Let's talk about record covers.
As part of his ongoing periodic exploration of jazz he doesn't know (which is still basically of it), the Tanuki recently decided to pick up a Horace Silver compilation. How does one choose a compilation? By what you know, is one way to do it. The Tanuki knew just enough of Horace Silver to know about three songs he definitely wanted ("Song For My Father," "Filthy McNasty," and "Nica's Dream"). That settled it, because only one comp had all three, a Japanese import called The Blue Note Years, part of a 20-disc series of anthologies of Blue Note artists released in Japan in 2004.
Now if you're at all into jazz and you've traveled, you quickly realize that some other countries pay a lot more attention to jazz than the U.S. does. This is certainly the case in Japan, where the classic American jazz labels' back catalogs often receive more respect (i.e. more and better reissues) than they do Stateside.
That's definitely the case with the Horace Silver disc in question. Musically, I think it's a better selection, and a fuller disc, than what I saw available domestically, but you can always debate track listings. What we're here to discuss is the cover, and the Japanese disc wins there hands down, and in a way that tells you about the respective attitudes.

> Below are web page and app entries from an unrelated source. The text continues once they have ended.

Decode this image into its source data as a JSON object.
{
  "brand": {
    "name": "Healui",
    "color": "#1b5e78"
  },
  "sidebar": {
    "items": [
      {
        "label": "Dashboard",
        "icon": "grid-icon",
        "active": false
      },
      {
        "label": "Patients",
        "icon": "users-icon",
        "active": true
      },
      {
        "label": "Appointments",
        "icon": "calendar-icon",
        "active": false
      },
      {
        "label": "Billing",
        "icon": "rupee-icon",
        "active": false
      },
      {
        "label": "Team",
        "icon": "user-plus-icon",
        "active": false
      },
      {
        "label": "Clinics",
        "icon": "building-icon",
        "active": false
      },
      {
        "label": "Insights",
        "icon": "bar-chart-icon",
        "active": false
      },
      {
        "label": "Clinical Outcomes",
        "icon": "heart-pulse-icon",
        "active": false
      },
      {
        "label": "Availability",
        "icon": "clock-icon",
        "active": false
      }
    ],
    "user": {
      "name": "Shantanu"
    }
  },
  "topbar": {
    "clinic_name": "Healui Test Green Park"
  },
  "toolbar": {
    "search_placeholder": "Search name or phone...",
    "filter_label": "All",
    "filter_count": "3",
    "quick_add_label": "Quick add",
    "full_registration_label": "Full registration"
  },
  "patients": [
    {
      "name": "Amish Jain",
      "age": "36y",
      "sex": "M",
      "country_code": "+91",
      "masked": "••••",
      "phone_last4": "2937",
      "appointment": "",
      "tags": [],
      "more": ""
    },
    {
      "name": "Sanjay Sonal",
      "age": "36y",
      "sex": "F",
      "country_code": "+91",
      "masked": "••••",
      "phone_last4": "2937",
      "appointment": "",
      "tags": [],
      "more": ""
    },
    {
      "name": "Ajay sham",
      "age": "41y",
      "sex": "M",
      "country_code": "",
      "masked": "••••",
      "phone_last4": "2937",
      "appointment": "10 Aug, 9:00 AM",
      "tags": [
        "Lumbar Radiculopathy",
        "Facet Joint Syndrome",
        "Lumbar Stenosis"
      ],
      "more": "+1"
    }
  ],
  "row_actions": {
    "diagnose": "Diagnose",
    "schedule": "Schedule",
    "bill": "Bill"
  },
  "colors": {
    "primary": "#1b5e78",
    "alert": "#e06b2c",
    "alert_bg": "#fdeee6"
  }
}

The thing about Blue Note is that in their heyday they had an impeccable design sense. Some of the most evocative jazz photography ever, combined with innovative approaches to typography and sleeve design, made them pretty much the index of cool in the '50s and early '60s. This Japanese comp respects that. Note first the photo: black and white, in the best Blue Note tradition. Horace hunched over the piano, gazing off to the side, tie loose and hair in his eyes, looking young, earnest, and hip. He's subtly reflected in the piano lid; some sheet music (?) is blurry in the foreground, and the background is pleasantly nondescript. It's a fine photo, telling you that here's an artist who's both casual and dignified, hard-working and laid-back. Or something. Superimposed on the bottom right corner of the photo is the Blue Note logo, and at the bottom is a strip of turquoise with the artist's name and the title of the disc. The color is restful, and the strip is wide enough to be bold but thin enough to avoid overpowering the photo. The whole thing is evocative of the fine visual traditions of Blue Note.
Now let's look at what's available domestically. There's a four-disc set that's pretty attractive, but I want to confine this discussion to apples and apples: single-disc comps. The most widely-available one seems to be this 1990 disc called The Best Of Horace Silver. It's subtitled The Blue Note Years, but the tracklisting is different from the Japanese edition.
Again, though, let's forget about the tracks and look at the cover. The photo is nice enough; maybe not as attractive as the one on the Japanese comp, because Silver's expression is less complex, less intriguing; but nice enough. But the photo is overwhelmed by the color band that half frames it on the top and left. But the real problem is the lettering. Why is the S in Silver so damned big? Why is it alone given a white shadow? Why is Silver written with caps-and-lowercase when everything else on the cover is written in all caps or small caps? Above all, why are they using a serif typeface (a very serif typeface) when Blue Note was known for its sans-serif? The kicker is that uneven strip of dark blue at the very top. It's not quite a fade, not quite a stroke of paint or a piece of torn paper: what is it? And why is it there?
In short, the message this composition sends is confused. It's off balance, but not in a pleasing way, and it doesn't send a confident aesthetic message. It's not cool, and it never was, not even in 1990. But it looks like it might have been trying to be cool in 1990, and that's the problem. It suggests a crisis in confidence - a desperation. The very opposite of what the Japanese cover suggests.
There was a sequel to the 1990 disc, and it's even worse. Same layout, but an even less impressive photo, and now the half-frame is two-tone, with an awful peach color. The less said here the better.
There's a newer disc, but it doesn't seem to be that easy to find. It's on the big river site, but it doesn't come up early in your Horace Silver search. It's Horace Silver The Very Best, and its cover suffers from similar problems to the 1990 design. This is not an unattractive cover, although it has its puzzling elements. Why the almost psychedelic yellow-to-pink fade? Why is the photo treated so heavily? Why the cowboy movie font? But most of all, why doesn't this look in any way like a Blue Note record? No Blue Note logo on the front, an even more serify font, wacky colors, and photo that distances us from the artist. Once again we have a total lack of confidence in the whole proposition, a desperate attempt to appeal to clueless kids with a contemporary look, or a lame facsimile thereof.
Okay, so here's "Nica's Dream." And here's United Future Organization's version.